MATERIAL PROVIDED:
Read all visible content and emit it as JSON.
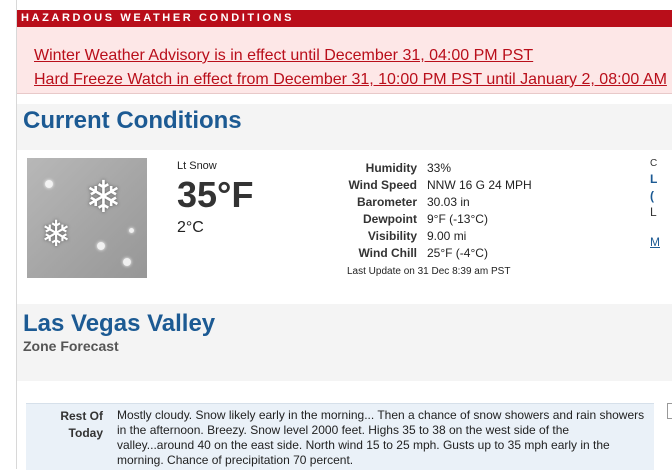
{
  "hazard": {
    "header": "HAZARDOUS WEATHER CONDITIONS",
    "items": [
      "Winter Weather Advisory is in effect until December 31, 04:00 PM PST",
      "Hard Freeze Watch in effect from December 31, 10:00 PM PST until January 2, 08:00 AM"
    ]
  },
  "current": {
    "title": "Current Conditions",
    "condition": "Lt Snow",
    "temp_f": "35°F",
    "temp_c": "2°C",
    "observations": [
      {
        "label": "Humidity",
        "value": "33%"
      },
      {
        "label": "Wind Speed",
        "value": "NNW 16 G 24 MPH"
      },
      {
        "label": "Barometer",
        "value": "30.03 in"
      },
      {
        "label": "Dewpoint",
        "value": "9°F (-13°C)"
      },
      {
        "label": "Visibility",
        "value": "9.00 mi"
      },
      {
        "label": "Wind Chill",
        "value": "25°F (-4°C)"
      }
    ],
    "last_update": "Last Update on 31 Dec 8:39 am PST",
    "right_fragments": [
      "C",
      "L",
      "(",
      "L",
      "M"
    ]
  },
  "zone": {
    "title": "Las Vegas Valley",
    "subtitle": "Zone Forecast"
  },
  "forecast": {
    "period": "Rest Of Today",
    "text": "Mostly cloudy. Snow likely early in the morning... Then a chance of snow showers and rain showers in the afternoon. Breezy. Snow level 2000 feet. Highs 35 to 38 on the west side of the valley...around 40 on the east side. North wind 15 to 25 mph. Gusts up to 35 mph early in the morning. Chance of precipitation 70 percent."
  }
}
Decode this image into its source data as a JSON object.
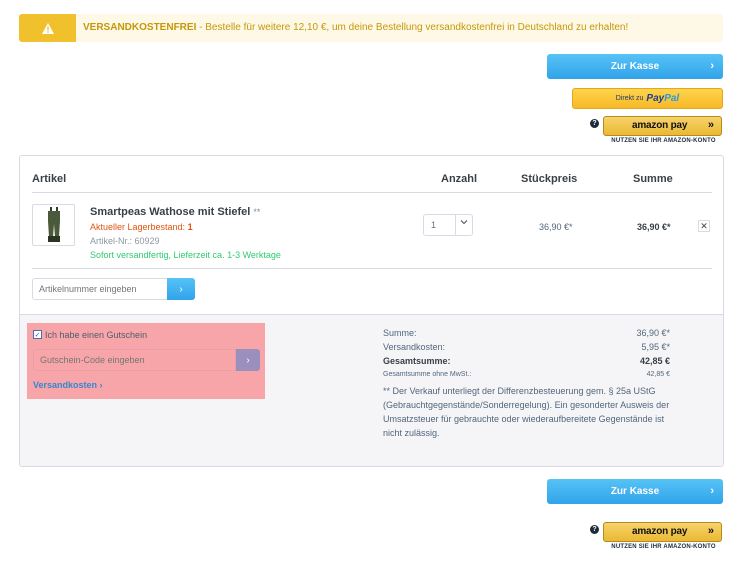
{
  "notice": {
    "highlight": "VERSANDKOSTENFREI",
    "message": " - Bestelle für weitere 12,10 €, um deine Bestellung versandkostenfrei in Deutschland zu erhalten!"
  },
  "checkout": {
    "kasse_label": "Zur Kasse",
    "paypal_prefix": "Direkt zu",
    "paypal_pay": "Pay",
    "paypal_pal": "Pal",
    "amazon_help": "?",
    "amazon_logo": "amazon pay",
    "amazon_arrows": "»",
    "amazon_tag": "NUTZEN SIE IHR AMAZON-KONTO"
  },
  "table": {
    "col_article": "Artikel",
    "col_qty": "Anzahl",
    "col_unit": "Stückpreis",
    "col_total": "Summe"
  },
  "item": {
    "name": "Smartpeas Wathose mit Stiefel",
    "stars": "**",
    "stock_label": "Aktueller Lagerbestand:",
    "stock_value": "1",
    "article_number": "Artikel-Nr.: 60929",
    "shipping": "Sofort versandfertig, Lieferzeit ca. 1-3 Werktage",
    "qty": "1",
    "unit_price": "36,90 €*",
    "total_price": "36,90 €*",
    "remove": "✕"
  },
  "article_input": {
    "placeholder": "Artikelnummer eingeben"
  },
  "voucher": {
    "checkbox_label": "Ich habe einen Gutschein",
    "checked": true,
    "placeholder": "Gutschein-Code eingeben",
    "shipping_link": "Versandkosten"
  },
  "summary": {
    "sum_label": "Summe:",
    "sum_value": "36,90 €*",
    "shipping_label": "Versandkosten:",
    "shipping_value": "5,95 €*",
    "grand_label": "Gesamtsumme:",
    "grand_value": "42,85 €",
    "net_label": "Gesamtsumme ohne MwSt.:",
    "net_value": "42,85 €",
    "note": "**  Der Verkauf unterliegt der Differenzbesteuerung gem. § 25a UStG (Gebrauchtgegenstände/Sonderregelung). Ein gesonderter Ausweis der Umsatzsteuer für gebrauchte oder wiederaufbereitete Gegenstände ist nicht zulässig."
  },
  "colors": {
    "accent_blue": "#31a3ea",
    "warning_yellow": "#f0c12c",
    "stock_orange": "#e1540f",
    "in_stock_green": "#2ecc71",
    "voucher_highlight": "#f8a5a9"
  }
}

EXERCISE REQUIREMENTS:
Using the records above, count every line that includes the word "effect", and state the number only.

SOLUTION:
2